▶ _Exercise details_: From the entries below, gather every line containing the string "title".

Input records below:

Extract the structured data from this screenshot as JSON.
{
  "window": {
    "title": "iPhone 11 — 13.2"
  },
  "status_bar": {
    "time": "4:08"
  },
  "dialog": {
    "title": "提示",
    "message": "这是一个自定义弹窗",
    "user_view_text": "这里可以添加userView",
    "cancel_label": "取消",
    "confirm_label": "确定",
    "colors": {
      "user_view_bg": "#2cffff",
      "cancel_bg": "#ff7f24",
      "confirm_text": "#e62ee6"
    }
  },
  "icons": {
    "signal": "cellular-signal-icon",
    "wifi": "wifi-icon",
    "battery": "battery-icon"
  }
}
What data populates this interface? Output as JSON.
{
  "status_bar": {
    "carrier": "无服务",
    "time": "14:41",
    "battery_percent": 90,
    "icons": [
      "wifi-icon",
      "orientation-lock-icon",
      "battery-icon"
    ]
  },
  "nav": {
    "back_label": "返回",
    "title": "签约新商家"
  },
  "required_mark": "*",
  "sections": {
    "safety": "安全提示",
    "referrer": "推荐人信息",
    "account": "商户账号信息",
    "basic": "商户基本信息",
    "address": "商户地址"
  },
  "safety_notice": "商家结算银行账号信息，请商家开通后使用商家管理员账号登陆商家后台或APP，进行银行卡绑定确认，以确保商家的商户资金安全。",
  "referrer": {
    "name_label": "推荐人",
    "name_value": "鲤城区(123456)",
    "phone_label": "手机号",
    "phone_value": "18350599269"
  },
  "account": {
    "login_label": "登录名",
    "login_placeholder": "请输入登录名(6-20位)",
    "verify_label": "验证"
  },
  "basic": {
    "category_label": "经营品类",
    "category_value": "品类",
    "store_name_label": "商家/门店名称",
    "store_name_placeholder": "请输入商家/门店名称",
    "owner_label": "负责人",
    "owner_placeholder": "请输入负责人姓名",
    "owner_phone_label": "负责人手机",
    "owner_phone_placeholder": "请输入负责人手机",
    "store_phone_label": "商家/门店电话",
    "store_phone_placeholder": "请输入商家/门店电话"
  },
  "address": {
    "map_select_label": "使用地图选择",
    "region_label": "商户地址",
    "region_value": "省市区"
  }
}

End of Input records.

▶ _Response for this exercise_:
    "title": "iPhone 11 — 13.2"
    "title": "提示",
    "title": "签约新商家"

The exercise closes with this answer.